**Work request:** Return all lines in the data where the string "fill" can be found.
=== Working data ===
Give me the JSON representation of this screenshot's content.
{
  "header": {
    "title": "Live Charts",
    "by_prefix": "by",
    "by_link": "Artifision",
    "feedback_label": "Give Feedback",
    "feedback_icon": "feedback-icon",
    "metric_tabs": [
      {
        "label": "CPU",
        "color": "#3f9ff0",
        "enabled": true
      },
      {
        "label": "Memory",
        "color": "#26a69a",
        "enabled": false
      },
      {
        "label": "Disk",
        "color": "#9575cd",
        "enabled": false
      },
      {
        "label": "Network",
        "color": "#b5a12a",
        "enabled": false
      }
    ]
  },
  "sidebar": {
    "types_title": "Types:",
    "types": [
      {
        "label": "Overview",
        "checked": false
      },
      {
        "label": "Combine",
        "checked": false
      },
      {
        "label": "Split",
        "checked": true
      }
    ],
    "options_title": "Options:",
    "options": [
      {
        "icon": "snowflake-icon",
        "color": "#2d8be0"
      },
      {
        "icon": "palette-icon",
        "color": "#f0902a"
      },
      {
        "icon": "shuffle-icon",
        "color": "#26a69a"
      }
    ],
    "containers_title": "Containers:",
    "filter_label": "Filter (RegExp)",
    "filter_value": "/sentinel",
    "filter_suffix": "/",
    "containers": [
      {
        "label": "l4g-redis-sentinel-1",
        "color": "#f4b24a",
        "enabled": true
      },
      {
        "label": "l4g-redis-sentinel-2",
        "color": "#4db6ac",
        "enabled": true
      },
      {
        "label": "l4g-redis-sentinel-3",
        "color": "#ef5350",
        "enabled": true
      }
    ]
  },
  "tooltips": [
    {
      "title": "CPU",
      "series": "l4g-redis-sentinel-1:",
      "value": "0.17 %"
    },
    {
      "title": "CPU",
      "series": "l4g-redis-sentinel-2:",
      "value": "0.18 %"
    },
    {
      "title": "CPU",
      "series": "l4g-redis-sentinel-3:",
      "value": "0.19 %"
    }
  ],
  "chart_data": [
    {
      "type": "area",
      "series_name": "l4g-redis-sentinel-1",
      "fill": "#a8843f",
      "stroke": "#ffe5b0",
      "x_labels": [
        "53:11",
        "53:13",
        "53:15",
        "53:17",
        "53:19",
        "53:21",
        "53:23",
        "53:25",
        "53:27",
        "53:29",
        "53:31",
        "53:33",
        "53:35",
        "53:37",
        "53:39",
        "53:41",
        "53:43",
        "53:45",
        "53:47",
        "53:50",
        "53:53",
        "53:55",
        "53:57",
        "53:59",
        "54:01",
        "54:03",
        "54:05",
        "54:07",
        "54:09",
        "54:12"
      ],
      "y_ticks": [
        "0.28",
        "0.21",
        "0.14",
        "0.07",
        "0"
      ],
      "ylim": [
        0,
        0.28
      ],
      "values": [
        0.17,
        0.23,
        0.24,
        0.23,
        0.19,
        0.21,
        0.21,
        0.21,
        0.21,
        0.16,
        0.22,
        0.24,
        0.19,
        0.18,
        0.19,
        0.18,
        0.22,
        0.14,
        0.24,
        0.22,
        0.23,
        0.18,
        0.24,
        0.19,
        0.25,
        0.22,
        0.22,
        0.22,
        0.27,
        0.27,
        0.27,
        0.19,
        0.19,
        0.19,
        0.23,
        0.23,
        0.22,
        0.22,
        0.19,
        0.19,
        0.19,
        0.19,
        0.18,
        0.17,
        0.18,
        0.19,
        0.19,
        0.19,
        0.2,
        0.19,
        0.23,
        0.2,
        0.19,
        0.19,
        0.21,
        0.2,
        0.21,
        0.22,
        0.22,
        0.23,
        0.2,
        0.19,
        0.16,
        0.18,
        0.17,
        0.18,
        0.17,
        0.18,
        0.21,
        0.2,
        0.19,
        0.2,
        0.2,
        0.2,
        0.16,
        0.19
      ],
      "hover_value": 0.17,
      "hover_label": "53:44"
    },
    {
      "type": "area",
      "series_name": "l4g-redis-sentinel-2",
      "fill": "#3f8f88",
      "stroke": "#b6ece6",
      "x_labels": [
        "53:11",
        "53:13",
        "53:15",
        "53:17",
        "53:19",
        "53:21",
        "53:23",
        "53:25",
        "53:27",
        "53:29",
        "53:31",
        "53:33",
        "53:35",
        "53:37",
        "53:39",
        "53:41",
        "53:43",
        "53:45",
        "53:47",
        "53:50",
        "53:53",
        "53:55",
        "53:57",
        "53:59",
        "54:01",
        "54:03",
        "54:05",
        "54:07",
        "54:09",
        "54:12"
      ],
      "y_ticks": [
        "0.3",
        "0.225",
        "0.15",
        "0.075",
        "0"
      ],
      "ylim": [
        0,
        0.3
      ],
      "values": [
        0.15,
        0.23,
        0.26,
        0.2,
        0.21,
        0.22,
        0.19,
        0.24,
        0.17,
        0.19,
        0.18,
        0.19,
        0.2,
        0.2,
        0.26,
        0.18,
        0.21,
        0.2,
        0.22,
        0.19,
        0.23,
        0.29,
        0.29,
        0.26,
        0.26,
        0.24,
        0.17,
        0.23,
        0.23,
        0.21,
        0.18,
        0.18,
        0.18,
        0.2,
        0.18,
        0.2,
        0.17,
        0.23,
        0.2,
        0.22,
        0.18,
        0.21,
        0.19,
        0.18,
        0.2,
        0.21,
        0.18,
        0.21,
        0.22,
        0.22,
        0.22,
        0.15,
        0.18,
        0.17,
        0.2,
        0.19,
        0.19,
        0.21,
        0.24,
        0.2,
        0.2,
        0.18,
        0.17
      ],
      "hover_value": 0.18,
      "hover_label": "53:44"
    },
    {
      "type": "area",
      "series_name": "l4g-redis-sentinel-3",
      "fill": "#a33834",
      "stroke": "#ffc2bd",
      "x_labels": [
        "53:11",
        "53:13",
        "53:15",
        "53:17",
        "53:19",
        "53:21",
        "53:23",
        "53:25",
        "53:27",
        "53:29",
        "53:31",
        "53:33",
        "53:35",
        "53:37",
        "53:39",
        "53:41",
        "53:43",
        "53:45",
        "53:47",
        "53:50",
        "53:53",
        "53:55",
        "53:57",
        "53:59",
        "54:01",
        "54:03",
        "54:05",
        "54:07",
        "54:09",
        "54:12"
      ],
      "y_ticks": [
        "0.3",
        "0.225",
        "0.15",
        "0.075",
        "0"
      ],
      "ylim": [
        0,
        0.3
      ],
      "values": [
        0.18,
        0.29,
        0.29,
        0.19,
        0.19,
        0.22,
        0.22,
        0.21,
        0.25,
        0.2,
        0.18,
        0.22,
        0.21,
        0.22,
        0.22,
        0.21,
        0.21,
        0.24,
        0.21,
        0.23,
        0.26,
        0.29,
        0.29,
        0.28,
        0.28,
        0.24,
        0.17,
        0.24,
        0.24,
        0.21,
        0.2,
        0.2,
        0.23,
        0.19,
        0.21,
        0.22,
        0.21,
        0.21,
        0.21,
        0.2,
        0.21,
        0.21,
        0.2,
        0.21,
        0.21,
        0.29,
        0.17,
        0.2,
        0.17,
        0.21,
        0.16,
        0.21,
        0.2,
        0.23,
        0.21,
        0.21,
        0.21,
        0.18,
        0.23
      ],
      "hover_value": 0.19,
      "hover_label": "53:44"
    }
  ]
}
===
**Answer for the task:**
      "fill": "#a8843f",
      "fill": "#3f8f88",
      "fill": "#a33834",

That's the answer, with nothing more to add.